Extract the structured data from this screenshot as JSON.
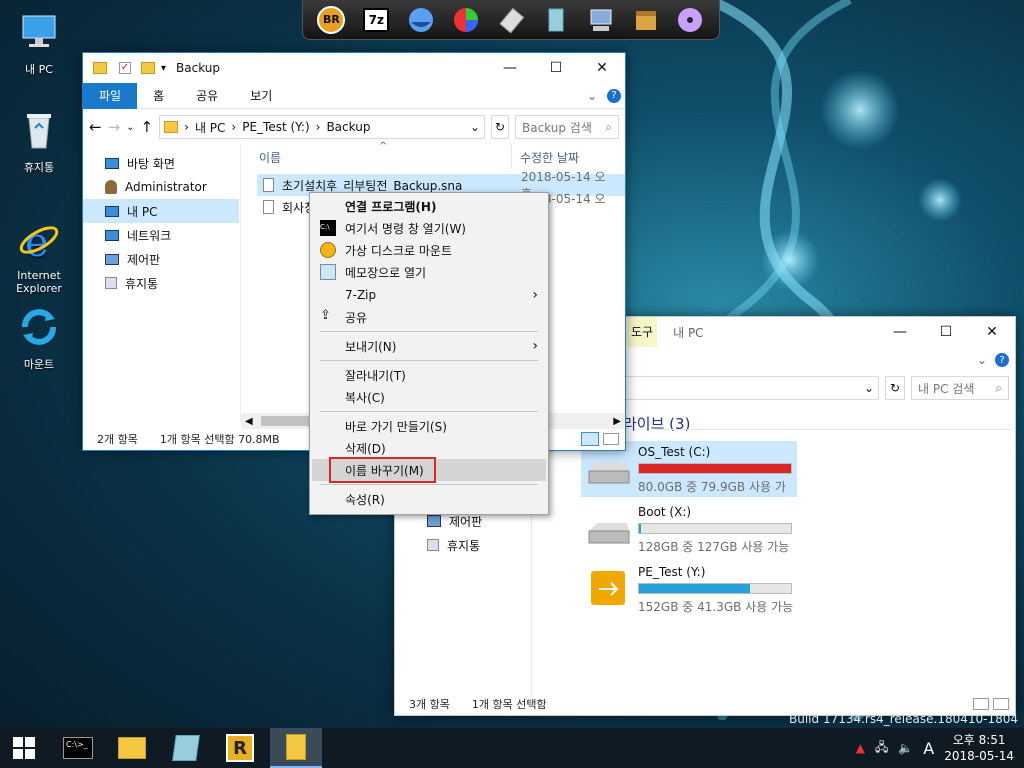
{
  "desktop": {
    "icons": [
      {
        "label": "내 PC"
      },
      {
        "label": "휴지통"
      },
      {
        "label": "Internet\nExplorer"
      },
      {
        "label": "마운트"
      }
    ],
    "build_text": "Build 17134.rs4_release.180410-1804"
  },
  "launcher": {
    "items": [
      "BR",
      "7z"
    ]
  },
  "backup_window": {
    "title": "Backup",
    "ribbon": [
      "파일",
      "홈",
      "공유",
      "보기"
    ],
    "breadcrumb": [
      "내 PC",
      "PE_Test (Y:)",
      "Backup"
    ],
    "search_placeholder": "Backup 검색",
    "nav": [
      "바탕 화면",
      "Administrator",
      "내 PC",
      "네트워크",
      "제어판",
      "휴지통"
    ],
    "columns": [
      "이름",
      "수정한 날짜"
    ],
    "files": [
      {
        "name": "초기설치후_리부팅전_Backup.sna",
        "date": "2018-05-14 오후..."
      },
      {
        "name": "회사칭",
        "date": "2018-05-14 오후..."
      }
    ],
    "status": {
      "count": "2개 항목",
      "selected": "1개 항목 선택함 70.8MB"
    }
  },
  "pc_window": {
    "tab_tools": "도구",
    "title": "내 PC",
    "search_placeholder": "내 PC 검색",
    "section": "라이브 (3)",
    "nav": [
      "제어판",
      "휴지통"
    ],
    "drives": [
      {
        "name": "OS_Test (C:)",
        "info": "80.0GB 중 79.9GB 사용 가",
        "fill": 0.999
      },
      {
        "name": "Boot (X:)",
        "info": "128GB 중 127GB 사용 가능",
        "fill": 0.01
      },
      {
        "name": "PE_Test (Y:)",
        "info": "152GB 중 41.3GB 사용 가능",
        "fill": 0.73
      }
    ],
    "status": {
      "count": "3개 항목",
      "selected": "1개 항목 선택함"
    }
  },
  "context_menu": {
    "items": [
      {
        "label": "연결 프로그램(H)",
        "bold": true
      },
      {
        "label": "여기서 명령 창 열기(W)"
      },
      {
        "label": "가상 디스크로 마운트"
      },
      {
        "label": "메모장으로 열기"
      },
      {
        "label": "7-Zip"
      },
      {
        "label": "공유"
      },
      {
        "label": "보내기(N)"
      },
      {
        "label": "잘라내기(T)"
      },
      {
        "label": "복사(C)"
      },
      {
        "label": "바로 가기 만들기(S)"
      },
      {
        "label": "삭제(D)"
      },
      {
        "label": "이름 바꾸기(M)",
        "highlighted": true
      },
      {
        "label": "속성(R)"
      }
    ],
    "highlight_color": "#d8262c"
  },
  "taskbar": {
    "clock_time": "오후 8:51",
    "clock_date": "2018-05-14",
    "ime": "A"
  }
}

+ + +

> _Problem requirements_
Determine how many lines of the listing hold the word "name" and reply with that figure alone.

> _Your response_
5